Pac-10 expansion has happened. Two more teams have joined our conference, most likely for the better. The Pac-10 is moving forward, getting out of the stagnant Tom Hansen years and moving forward under the leadership of Larry Scott, who has made his impact known from the instant he took the Pac-10 commissioners job.
Most Pac-10 fans have hailed this as progress, a step forward for our conference as we move towards a better footing nationally.
Let's make no mistake, this move was necessary. The Pac-10 has been disrespected nationally for quite a while, and the main reason for this has been a matter of exposure. We have been viewed as USC and the nine dwarves, even though our conference competes more than any other in the land on a game by game basis, and the only conference with the chutzpah to have 9 conference games and still schedule a competitive non-conference slate. As Pac-10 fans, we get to see the best football in the land week after week. We may get punished for this in national polls, but as a fan I can handle that, because our season is so much more entertaining.
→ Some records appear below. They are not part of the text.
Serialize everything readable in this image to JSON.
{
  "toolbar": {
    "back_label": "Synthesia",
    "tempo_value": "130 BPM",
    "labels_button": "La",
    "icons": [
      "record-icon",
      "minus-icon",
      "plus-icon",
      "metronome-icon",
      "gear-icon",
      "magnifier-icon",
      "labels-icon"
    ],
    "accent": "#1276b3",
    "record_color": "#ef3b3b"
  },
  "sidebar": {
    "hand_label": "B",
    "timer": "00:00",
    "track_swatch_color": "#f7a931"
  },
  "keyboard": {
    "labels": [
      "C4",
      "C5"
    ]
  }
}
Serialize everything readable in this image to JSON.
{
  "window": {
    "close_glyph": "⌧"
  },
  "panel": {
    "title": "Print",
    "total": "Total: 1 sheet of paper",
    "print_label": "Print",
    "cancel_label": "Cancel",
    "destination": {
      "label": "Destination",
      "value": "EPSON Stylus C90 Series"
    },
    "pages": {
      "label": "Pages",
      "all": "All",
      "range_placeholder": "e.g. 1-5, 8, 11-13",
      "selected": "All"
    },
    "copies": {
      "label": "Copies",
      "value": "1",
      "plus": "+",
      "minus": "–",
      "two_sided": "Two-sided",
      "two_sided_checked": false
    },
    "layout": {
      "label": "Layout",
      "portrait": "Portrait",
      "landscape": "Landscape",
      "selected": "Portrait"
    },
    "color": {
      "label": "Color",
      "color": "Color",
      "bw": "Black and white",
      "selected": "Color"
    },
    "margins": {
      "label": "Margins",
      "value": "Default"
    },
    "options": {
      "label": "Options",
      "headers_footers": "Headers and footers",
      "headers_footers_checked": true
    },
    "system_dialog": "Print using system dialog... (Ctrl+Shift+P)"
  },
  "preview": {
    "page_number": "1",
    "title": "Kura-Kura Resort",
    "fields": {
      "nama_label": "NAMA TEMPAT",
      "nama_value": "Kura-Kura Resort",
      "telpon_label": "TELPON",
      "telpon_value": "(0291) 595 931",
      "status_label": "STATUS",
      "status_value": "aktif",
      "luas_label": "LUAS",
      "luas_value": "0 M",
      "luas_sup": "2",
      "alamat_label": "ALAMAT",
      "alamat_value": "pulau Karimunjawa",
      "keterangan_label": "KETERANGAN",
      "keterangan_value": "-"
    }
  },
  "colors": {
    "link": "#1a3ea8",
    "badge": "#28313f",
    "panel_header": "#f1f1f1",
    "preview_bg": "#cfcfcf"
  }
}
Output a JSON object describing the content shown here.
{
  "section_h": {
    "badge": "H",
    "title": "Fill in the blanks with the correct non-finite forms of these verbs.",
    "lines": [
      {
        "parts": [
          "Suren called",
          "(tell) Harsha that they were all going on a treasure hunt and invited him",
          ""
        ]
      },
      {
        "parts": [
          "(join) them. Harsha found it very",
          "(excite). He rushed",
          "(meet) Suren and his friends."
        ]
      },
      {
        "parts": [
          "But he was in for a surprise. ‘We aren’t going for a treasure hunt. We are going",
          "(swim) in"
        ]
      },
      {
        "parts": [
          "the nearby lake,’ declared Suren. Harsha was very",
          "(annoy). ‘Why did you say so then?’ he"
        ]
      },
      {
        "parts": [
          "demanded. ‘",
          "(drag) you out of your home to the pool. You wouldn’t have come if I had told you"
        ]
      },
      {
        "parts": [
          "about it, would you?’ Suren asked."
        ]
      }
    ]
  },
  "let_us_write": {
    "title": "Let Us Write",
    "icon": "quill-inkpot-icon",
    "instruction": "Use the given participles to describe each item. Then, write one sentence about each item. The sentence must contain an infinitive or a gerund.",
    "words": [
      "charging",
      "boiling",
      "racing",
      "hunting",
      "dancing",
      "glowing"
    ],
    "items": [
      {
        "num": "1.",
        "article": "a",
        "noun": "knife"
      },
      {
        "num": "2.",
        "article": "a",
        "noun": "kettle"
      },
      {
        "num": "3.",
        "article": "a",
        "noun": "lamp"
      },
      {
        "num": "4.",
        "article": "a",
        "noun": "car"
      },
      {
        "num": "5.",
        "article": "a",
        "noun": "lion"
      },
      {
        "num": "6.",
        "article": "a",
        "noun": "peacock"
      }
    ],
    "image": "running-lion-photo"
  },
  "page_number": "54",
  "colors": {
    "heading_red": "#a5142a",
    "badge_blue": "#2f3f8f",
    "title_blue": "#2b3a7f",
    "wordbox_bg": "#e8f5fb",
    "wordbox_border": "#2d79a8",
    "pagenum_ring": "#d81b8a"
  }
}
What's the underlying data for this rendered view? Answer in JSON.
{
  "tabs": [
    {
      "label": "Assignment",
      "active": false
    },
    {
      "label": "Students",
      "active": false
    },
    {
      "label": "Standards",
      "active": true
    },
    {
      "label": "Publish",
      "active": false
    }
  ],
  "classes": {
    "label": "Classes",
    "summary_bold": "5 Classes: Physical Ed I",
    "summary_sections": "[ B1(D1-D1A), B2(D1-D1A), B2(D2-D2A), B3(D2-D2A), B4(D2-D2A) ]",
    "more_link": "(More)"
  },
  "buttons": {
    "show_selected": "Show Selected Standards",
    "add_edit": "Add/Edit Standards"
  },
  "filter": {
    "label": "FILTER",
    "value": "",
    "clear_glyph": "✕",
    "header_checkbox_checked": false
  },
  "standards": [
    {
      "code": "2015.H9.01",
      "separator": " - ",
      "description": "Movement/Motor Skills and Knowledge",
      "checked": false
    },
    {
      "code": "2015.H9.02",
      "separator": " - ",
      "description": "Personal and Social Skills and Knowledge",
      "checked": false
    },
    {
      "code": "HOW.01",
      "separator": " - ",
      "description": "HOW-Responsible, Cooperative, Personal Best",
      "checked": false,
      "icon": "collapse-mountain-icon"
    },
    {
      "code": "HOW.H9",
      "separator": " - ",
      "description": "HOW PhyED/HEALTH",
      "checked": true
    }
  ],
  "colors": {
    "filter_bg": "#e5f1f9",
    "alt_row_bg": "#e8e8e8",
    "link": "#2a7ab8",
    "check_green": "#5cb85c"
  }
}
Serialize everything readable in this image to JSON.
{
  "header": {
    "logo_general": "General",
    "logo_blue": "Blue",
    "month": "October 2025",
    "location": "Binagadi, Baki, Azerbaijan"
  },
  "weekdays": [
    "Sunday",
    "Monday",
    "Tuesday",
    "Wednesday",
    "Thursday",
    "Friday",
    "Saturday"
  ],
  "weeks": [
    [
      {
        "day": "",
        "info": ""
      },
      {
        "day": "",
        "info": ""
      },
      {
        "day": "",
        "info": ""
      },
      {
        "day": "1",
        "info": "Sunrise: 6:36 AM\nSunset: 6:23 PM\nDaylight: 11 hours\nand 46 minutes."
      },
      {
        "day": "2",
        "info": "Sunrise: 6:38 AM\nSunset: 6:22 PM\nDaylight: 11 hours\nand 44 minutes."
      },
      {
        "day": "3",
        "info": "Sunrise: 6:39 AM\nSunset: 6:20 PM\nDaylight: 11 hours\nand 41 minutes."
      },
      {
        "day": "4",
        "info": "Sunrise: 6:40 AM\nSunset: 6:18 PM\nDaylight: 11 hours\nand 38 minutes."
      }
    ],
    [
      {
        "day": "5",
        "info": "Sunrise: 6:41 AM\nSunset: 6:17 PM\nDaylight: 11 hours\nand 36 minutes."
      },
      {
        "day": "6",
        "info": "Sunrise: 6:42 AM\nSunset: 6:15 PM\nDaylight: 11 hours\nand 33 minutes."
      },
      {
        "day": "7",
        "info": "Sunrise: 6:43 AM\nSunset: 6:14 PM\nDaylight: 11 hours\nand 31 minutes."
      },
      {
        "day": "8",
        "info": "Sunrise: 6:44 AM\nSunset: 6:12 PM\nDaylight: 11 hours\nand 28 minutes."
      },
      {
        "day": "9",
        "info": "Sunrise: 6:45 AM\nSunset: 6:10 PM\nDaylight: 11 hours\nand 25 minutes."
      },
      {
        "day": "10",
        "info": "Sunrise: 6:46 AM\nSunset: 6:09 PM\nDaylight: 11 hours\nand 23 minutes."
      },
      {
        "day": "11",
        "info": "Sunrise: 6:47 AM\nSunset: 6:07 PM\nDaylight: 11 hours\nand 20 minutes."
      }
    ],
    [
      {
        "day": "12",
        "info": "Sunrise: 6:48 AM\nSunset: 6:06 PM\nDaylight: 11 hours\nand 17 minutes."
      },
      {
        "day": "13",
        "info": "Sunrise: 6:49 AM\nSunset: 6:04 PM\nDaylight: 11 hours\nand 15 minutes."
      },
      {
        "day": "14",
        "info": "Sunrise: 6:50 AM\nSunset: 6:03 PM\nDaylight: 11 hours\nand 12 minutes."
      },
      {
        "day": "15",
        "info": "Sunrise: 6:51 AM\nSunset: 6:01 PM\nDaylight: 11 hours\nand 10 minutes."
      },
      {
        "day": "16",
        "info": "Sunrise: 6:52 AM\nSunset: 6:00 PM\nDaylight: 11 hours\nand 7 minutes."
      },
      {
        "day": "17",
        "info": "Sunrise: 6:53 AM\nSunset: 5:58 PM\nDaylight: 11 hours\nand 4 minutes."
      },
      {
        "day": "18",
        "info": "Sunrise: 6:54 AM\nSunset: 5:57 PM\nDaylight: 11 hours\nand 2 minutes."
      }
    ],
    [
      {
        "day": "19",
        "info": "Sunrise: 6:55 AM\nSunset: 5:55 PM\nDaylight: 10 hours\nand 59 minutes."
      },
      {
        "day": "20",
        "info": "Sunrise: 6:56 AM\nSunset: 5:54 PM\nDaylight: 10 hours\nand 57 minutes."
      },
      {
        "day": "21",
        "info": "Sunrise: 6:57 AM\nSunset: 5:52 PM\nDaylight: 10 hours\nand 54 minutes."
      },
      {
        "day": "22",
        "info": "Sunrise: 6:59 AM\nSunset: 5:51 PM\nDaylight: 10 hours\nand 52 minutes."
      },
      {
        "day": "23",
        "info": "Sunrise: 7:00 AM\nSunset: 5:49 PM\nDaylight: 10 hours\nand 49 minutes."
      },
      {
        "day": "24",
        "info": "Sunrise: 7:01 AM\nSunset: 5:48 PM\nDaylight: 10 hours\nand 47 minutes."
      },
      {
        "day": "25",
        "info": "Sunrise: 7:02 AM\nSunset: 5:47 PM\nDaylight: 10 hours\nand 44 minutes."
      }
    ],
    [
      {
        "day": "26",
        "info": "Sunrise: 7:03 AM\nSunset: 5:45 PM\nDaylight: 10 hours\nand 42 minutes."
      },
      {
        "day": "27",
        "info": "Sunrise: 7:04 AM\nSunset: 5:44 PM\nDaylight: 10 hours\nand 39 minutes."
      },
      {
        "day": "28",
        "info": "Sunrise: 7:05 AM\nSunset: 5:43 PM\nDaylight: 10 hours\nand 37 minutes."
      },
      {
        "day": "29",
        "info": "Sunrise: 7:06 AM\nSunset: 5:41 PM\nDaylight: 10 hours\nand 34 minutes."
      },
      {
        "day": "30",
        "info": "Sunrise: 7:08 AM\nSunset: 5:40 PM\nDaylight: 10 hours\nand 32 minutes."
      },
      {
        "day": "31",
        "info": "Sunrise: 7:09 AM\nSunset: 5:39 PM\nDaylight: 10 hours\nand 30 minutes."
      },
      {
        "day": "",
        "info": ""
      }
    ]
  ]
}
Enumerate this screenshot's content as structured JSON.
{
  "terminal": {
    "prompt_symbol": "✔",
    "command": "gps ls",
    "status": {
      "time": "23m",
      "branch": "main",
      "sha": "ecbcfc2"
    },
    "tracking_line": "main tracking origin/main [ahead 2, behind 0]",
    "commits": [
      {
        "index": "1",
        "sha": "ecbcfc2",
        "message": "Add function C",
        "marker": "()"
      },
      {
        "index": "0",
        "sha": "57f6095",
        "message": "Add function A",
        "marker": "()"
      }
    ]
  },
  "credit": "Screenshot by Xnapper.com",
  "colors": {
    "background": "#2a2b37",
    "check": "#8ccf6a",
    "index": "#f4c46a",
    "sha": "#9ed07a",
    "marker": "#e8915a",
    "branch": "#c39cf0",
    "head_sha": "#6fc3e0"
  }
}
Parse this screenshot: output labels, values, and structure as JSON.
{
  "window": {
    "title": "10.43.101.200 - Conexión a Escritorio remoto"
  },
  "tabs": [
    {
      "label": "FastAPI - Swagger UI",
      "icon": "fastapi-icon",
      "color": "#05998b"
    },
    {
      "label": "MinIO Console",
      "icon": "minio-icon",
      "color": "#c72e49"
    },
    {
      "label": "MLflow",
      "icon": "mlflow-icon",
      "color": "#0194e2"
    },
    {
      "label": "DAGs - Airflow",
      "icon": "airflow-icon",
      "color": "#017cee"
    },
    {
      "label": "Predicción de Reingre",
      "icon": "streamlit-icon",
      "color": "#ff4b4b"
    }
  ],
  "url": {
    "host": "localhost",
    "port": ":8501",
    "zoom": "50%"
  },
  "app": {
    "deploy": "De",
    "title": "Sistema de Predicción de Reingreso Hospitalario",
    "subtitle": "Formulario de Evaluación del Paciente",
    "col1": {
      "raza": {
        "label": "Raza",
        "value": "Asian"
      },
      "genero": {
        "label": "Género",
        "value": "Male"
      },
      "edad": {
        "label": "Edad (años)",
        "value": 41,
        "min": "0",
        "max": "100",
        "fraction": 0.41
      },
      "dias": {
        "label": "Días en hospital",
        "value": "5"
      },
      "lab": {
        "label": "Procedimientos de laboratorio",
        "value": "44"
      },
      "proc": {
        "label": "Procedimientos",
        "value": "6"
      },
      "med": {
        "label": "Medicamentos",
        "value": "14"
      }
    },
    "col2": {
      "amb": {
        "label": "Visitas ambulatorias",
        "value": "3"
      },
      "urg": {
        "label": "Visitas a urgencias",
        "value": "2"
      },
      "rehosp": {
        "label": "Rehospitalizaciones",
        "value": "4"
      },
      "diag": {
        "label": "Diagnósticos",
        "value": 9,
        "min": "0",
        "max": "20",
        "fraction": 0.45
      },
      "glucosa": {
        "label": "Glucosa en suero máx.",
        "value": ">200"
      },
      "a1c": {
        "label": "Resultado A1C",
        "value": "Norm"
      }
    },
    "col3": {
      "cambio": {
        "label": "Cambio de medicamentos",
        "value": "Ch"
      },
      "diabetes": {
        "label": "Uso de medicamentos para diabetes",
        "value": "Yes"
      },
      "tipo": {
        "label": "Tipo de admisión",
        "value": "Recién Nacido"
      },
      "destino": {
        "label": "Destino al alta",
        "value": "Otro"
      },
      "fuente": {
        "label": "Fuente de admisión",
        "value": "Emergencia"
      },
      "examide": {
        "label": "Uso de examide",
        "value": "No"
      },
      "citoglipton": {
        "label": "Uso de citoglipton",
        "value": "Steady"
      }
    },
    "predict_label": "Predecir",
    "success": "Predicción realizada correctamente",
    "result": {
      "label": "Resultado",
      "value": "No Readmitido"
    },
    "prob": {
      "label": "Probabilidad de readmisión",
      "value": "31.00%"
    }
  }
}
But expansion brings change, and the most likely scenario will create two divisions that separate the northern and southern California teams. And fans of the California schools are not handling this change very well.
Cal fans are upset about not playing the LA schools every year. UCLA fans are not happy that they won't ever again play USC with the Rose Bowl on the line (like that's happened anytime recently). You'll notice that USC fans are not up in arms, probably because they are interested in competing nationally, and not solely focused on in-state battles. And, well, I don't know what Stanford fans are thinking, because I don't think any of them exist.
The main argument is for a preservation of tradition. And while I applaud tradition, the simple fact is that college football is changing and if our conference as a whole wants to keep up, we must adapt. It is a perverse clinging to tradition that has kept the Pac-10 from receiving any sort of national recognition for decades.
The Northwest schools are ready to move forward. We are generally willing to give up guaranteed trips to Los Angeles every year, something that could potentially negatively impact recruiting in one of the richest recruiting areas of the nation. And there are certainly plenty of fans of the California schools that understand that sacrifices that must be made.
But if there's anything we learned from the recent fiasco with the Big XII is that for a conference to truly work, all parties involved must benefit together, and must also sacrifice together.
The California schools are being asked to give up one thing, which will not affect their ability to compete on any significant level. Yet, faced with this choice, some fans cling to selfishness and expect the Northwest schools to give in to their demands. The biggest voice for the Bruin blogosphere is Nestor, founder of SBNation blog Bruins Nation. While I have a lot of respect for Nestor, his recent comments are greatly disturbing and sound very much like those we heard coming from the Texas Athletic Department in recent weeks:
If California schools banded together they could force the NW schools to accept the deal as well. Without California schools – specifically LA schools – there will be no "PAC" conference.
This is the same attitude that Texas has taken with the rest of the Big XII, and is an attitude that will ultimately lead to the downfall of that conference. If we're trying to build the best conference in the land, this attitude will simply not work. Building the Pac-10 to national prominence (at least in football, since all expansion talk is driven by football) will take mutual sacrifice on all parts, so that we all reap the benefits.
Washington State AD Bill Moos has come out in favor of the proposed North-South split, and Steve Sarkesian, Paul Wulff, and Chip Kelly are all willing to live with this arrangement.
The simple fact is that not everyone can be happy. I'm sure that every team would like to play every California team every single year, but that just isn't going to happen. The only fair thing that can be done is to divide these games as equitably as possible, which this North/South division accomplishes.
There are many other possibilities for conference divisions, that are being debated throughout the blogosphere. But for any of these scenarios to work, all schools must sacrifice together. I have confidence that the right decision will be made, so that all are treated fairly as the conference expands. The Northwest has done its part. It's time for the California schools to join the club.